Action item.
Would you copy out each line of the records below that includes the word "Black"?

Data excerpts
========================

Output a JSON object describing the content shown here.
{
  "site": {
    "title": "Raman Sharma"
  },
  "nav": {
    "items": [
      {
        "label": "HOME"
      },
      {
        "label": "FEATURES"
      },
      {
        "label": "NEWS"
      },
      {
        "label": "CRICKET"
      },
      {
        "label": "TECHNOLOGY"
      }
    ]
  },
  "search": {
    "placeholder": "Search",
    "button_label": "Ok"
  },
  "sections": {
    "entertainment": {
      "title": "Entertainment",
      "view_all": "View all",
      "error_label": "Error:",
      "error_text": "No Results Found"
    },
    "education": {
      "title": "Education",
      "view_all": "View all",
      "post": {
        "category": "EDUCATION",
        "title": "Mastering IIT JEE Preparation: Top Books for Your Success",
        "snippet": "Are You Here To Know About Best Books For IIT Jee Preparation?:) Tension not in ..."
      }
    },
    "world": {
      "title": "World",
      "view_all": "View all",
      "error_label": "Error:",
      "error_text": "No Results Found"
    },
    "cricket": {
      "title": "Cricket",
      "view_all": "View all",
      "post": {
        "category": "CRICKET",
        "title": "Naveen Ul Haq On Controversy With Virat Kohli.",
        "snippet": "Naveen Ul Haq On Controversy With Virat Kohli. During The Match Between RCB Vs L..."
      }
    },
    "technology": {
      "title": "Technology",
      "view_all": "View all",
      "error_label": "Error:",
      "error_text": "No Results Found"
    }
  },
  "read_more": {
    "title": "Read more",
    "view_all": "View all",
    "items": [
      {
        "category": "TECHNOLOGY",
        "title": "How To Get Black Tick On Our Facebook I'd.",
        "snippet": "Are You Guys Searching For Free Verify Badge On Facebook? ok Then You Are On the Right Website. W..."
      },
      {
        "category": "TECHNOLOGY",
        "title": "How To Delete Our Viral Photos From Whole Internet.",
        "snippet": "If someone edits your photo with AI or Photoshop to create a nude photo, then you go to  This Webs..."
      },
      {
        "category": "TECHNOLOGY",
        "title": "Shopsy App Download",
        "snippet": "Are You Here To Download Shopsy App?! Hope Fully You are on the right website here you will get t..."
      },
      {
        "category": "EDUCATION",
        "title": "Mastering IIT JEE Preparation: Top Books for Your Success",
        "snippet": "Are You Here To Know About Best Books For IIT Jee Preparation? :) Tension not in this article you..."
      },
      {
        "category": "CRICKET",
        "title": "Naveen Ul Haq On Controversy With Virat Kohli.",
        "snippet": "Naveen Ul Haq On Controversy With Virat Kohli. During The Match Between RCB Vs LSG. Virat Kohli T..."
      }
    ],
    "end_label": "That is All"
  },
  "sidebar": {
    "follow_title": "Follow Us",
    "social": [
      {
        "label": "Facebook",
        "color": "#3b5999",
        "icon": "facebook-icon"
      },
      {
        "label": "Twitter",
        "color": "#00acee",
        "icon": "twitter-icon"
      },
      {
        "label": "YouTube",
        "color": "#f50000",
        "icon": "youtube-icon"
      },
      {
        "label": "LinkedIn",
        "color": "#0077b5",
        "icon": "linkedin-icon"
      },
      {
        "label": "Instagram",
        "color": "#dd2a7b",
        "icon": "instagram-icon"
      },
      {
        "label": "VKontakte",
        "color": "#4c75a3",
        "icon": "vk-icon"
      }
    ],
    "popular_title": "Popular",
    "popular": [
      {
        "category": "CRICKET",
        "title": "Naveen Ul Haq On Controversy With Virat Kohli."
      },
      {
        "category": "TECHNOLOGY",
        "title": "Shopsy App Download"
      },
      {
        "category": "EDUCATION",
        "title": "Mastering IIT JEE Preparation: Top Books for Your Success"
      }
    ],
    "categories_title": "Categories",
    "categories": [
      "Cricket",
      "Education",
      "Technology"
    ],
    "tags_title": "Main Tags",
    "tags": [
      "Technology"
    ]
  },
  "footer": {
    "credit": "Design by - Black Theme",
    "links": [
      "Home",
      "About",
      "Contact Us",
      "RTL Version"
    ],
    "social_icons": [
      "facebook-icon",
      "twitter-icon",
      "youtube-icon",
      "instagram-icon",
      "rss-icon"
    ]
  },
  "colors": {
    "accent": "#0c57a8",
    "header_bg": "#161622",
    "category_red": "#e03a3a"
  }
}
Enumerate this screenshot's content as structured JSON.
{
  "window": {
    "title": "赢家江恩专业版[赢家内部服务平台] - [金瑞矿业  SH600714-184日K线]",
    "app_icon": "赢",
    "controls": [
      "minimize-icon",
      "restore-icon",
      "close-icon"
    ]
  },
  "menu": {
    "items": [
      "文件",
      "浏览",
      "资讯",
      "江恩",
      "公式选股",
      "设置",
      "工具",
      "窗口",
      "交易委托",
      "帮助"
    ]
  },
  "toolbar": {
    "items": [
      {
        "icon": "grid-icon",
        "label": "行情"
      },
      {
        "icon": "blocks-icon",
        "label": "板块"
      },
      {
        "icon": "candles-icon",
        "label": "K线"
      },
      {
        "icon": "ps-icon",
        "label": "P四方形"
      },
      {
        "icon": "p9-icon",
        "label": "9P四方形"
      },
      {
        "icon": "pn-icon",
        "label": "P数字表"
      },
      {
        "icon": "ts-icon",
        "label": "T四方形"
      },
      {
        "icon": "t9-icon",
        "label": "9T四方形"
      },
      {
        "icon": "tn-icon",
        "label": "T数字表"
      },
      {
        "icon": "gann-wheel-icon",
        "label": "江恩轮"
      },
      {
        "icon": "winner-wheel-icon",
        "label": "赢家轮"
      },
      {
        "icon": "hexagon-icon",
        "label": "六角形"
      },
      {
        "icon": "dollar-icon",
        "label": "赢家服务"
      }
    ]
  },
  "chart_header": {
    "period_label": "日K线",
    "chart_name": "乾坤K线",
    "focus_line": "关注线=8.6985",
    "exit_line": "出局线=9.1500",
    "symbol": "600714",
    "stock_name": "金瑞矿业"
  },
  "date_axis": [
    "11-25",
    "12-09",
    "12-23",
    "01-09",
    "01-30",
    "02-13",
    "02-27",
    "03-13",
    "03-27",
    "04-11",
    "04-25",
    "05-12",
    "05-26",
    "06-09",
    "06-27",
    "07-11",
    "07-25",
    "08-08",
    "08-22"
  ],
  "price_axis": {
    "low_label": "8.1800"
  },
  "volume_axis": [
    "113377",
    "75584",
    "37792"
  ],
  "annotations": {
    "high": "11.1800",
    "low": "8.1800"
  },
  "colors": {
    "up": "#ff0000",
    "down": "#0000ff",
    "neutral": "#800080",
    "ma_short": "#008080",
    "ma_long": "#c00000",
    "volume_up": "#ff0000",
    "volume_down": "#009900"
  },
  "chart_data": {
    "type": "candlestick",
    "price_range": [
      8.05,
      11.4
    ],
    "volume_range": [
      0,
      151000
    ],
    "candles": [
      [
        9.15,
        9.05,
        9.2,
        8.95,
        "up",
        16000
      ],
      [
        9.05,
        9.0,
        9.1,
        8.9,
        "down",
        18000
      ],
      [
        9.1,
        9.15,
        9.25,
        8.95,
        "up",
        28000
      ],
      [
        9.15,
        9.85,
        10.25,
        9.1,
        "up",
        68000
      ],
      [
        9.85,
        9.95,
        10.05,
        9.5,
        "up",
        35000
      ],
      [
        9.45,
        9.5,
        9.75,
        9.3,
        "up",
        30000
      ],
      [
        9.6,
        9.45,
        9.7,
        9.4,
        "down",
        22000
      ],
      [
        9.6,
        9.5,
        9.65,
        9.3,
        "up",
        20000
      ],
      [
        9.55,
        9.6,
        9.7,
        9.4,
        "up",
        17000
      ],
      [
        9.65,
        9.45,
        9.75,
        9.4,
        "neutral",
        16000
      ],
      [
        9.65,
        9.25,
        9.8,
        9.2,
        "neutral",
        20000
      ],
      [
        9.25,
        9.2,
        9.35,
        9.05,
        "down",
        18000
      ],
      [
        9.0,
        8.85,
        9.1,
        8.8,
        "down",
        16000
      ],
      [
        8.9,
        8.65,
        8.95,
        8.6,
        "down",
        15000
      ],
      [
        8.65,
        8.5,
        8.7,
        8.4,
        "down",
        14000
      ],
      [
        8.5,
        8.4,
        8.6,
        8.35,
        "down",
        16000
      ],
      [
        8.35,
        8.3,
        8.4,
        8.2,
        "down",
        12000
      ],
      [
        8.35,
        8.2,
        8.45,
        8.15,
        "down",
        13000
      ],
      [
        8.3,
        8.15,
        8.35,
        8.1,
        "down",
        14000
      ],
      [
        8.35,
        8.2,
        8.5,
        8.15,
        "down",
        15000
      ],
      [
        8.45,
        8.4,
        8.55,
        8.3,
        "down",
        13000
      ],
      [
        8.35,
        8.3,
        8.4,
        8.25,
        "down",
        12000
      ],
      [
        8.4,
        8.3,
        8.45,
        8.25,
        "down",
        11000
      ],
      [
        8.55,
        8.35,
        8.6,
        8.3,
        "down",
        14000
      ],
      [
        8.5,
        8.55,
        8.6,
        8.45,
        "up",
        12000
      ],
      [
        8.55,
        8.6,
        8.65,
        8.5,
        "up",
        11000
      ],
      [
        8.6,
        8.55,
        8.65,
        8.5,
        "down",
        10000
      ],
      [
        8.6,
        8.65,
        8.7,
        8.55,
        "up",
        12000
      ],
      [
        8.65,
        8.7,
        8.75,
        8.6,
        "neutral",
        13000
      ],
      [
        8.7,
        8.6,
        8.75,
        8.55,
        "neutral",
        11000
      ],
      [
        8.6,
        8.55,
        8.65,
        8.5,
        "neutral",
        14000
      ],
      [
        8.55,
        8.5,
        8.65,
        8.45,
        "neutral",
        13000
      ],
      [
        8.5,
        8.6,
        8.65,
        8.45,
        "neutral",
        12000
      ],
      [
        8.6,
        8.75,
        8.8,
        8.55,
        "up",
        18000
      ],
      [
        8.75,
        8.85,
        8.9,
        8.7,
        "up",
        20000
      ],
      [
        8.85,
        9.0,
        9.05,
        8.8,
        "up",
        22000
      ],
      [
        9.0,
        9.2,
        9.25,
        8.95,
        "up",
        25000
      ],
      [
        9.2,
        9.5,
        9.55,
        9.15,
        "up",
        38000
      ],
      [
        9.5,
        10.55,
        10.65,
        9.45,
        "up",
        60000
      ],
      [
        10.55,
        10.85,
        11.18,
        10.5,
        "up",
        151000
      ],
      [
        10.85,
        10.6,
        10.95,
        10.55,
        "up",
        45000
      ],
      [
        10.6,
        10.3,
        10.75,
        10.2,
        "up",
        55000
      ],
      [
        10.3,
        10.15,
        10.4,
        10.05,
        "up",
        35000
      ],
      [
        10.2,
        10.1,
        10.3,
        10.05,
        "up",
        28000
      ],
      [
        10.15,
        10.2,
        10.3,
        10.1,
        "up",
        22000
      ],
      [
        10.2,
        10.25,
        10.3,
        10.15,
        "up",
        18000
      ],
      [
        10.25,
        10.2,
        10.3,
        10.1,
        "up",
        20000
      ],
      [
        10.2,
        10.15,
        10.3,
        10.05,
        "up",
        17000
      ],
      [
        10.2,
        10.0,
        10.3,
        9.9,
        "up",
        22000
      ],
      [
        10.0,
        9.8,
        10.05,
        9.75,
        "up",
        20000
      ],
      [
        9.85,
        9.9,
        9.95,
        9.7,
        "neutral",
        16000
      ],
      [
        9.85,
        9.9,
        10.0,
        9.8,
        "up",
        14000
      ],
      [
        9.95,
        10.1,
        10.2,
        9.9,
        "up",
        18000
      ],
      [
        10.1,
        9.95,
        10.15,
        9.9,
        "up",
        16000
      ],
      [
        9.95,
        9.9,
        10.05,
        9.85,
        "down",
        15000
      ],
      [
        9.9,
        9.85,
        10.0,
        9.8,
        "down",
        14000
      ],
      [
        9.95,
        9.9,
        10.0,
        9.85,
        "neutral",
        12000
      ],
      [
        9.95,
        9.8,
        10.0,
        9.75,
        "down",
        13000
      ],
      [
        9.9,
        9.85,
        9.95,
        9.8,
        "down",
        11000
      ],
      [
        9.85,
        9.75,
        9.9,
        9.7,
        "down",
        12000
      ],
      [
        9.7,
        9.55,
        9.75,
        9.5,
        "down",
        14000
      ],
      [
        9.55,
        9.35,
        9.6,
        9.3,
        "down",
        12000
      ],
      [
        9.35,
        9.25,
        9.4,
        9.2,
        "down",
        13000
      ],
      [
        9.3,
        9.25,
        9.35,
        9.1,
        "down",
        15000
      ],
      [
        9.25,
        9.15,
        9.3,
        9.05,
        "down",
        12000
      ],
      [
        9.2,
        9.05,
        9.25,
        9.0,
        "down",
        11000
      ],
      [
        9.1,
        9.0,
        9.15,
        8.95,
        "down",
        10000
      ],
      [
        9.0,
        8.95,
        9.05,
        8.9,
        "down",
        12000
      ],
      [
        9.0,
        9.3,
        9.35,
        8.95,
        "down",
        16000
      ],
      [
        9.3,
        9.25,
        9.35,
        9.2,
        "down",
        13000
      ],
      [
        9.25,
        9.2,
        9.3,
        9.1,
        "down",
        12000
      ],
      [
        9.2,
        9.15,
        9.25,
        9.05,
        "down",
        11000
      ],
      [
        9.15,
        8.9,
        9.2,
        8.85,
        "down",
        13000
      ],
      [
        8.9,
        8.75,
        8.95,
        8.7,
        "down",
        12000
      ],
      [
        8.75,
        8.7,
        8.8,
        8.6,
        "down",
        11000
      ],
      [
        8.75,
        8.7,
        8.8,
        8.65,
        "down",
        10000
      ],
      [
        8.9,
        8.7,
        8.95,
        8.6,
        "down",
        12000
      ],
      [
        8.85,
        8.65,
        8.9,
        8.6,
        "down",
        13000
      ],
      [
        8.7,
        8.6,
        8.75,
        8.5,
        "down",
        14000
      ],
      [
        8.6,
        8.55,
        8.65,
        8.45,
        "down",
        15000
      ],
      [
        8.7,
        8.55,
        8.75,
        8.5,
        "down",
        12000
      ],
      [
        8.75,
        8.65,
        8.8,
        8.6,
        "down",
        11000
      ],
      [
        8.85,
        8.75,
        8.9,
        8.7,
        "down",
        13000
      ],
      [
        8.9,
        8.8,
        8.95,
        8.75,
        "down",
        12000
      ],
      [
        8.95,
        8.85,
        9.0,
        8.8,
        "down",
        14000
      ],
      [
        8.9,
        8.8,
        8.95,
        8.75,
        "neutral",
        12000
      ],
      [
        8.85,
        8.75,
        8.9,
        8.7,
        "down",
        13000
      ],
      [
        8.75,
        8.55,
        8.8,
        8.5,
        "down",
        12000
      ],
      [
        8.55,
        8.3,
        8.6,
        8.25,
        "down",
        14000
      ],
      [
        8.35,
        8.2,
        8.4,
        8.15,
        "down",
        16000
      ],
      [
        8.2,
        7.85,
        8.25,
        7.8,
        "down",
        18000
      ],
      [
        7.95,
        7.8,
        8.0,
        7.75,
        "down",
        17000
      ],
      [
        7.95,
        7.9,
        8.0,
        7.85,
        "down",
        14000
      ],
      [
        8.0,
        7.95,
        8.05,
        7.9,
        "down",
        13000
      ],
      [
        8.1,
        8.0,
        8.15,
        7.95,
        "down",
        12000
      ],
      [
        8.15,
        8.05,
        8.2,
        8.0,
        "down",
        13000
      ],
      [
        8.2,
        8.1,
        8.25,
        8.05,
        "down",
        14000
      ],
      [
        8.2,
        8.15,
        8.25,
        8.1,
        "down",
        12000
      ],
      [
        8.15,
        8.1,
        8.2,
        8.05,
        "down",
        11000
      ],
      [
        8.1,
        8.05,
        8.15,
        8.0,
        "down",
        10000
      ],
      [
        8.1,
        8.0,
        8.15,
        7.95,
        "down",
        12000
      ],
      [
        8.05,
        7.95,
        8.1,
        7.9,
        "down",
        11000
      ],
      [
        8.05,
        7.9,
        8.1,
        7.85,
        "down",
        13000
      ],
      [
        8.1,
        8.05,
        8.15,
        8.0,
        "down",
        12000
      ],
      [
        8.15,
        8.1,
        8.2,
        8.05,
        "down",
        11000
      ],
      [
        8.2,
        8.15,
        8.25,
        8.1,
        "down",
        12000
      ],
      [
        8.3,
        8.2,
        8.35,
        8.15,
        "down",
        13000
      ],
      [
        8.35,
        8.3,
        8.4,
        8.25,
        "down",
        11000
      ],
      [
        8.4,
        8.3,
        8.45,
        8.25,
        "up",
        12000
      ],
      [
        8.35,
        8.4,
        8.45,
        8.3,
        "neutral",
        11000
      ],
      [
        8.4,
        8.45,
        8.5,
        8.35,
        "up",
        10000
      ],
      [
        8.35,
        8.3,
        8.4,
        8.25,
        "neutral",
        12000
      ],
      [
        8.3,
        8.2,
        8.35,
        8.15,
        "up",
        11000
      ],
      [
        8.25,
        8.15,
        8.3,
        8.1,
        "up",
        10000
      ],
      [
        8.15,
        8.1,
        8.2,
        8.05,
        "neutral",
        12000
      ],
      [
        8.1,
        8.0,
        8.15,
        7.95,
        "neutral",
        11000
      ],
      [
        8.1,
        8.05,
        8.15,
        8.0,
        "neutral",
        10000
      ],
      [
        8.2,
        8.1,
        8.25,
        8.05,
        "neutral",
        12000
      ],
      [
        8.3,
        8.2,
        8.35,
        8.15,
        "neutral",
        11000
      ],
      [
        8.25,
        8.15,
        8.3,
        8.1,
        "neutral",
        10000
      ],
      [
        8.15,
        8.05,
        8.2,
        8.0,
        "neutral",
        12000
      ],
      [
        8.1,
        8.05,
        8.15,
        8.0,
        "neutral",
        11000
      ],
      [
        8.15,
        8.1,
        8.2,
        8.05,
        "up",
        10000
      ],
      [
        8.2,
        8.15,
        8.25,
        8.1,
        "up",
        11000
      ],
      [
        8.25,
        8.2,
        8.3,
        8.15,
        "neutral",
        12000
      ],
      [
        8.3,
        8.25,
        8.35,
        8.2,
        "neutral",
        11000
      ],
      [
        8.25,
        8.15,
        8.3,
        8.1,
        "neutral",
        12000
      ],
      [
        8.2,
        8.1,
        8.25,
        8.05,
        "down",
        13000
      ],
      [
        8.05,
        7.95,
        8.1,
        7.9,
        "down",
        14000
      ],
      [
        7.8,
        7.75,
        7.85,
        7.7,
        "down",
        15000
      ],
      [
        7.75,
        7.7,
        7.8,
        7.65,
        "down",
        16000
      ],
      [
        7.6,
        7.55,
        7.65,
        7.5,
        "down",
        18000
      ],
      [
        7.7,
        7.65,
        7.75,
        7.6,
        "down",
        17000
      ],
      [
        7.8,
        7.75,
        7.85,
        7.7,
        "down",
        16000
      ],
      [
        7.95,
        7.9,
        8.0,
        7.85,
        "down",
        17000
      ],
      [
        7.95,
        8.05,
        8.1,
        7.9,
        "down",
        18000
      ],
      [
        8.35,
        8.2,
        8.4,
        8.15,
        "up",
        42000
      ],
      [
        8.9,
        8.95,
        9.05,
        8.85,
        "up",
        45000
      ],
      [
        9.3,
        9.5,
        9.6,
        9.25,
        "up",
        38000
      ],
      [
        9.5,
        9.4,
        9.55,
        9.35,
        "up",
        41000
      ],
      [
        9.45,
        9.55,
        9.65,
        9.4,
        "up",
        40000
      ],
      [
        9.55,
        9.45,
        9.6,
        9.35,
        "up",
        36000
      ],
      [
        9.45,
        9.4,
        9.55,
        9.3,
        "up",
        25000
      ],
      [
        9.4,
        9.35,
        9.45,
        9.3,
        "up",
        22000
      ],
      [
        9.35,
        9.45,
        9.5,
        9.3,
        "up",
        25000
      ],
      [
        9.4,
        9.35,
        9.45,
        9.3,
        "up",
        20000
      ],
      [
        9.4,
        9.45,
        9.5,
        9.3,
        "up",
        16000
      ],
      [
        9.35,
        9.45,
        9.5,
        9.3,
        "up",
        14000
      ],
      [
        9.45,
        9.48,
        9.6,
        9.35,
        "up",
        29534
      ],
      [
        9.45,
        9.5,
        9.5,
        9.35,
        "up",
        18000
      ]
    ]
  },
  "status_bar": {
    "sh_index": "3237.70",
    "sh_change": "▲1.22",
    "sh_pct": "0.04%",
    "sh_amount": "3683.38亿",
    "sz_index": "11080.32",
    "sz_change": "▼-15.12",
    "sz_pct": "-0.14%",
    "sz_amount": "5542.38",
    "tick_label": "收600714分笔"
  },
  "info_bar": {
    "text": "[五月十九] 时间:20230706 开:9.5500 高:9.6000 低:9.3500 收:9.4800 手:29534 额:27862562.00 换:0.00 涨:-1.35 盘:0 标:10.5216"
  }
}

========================

Answer for this exercise.
        "title": "How To Get Black Tick On Our Facebook I'd.",
    "credit": "Design by - Black Theme",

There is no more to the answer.